Task
For each line below that holds the string "Tare", add one to a tally; report that tally alone.
= Beginning of Section =
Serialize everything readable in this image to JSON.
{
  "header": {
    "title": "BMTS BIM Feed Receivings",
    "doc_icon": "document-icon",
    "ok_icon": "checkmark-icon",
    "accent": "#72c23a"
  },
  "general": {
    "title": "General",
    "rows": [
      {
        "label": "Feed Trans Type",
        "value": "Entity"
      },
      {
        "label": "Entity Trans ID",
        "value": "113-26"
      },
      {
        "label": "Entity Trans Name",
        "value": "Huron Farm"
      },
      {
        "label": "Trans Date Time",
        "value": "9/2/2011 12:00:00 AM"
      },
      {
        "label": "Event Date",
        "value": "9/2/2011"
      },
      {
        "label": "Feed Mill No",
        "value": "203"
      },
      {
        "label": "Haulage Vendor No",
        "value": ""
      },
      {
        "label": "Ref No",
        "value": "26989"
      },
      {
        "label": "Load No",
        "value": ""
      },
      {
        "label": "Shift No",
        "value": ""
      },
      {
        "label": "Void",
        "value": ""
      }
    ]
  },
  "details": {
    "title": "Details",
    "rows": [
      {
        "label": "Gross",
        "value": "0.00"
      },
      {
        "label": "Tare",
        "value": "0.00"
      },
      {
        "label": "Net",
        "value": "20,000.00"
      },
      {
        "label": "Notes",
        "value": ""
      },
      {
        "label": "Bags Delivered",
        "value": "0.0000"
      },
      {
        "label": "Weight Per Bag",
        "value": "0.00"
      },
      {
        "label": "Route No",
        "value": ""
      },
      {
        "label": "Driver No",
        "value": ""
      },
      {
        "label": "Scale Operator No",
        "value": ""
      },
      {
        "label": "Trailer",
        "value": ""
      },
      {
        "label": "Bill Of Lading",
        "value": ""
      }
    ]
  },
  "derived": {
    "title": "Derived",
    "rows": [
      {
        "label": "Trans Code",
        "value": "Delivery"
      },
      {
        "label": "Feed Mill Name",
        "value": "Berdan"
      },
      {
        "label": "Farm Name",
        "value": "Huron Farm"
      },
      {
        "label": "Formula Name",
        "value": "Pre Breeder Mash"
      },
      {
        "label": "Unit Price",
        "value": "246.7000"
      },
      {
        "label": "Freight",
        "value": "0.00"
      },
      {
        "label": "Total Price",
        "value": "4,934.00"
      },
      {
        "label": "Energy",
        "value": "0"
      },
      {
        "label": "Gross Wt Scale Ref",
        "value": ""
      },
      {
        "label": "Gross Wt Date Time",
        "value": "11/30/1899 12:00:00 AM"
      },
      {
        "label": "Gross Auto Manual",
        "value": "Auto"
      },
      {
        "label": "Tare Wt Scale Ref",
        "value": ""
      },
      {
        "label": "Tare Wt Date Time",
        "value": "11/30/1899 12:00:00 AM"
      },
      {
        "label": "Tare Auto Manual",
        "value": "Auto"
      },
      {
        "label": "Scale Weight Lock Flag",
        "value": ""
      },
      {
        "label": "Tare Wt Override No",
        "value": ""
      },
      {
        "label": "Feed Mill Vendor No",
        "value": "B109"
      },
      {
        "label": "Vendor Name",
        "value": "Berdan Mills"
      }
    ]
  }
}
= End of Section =
Output of the exercise
5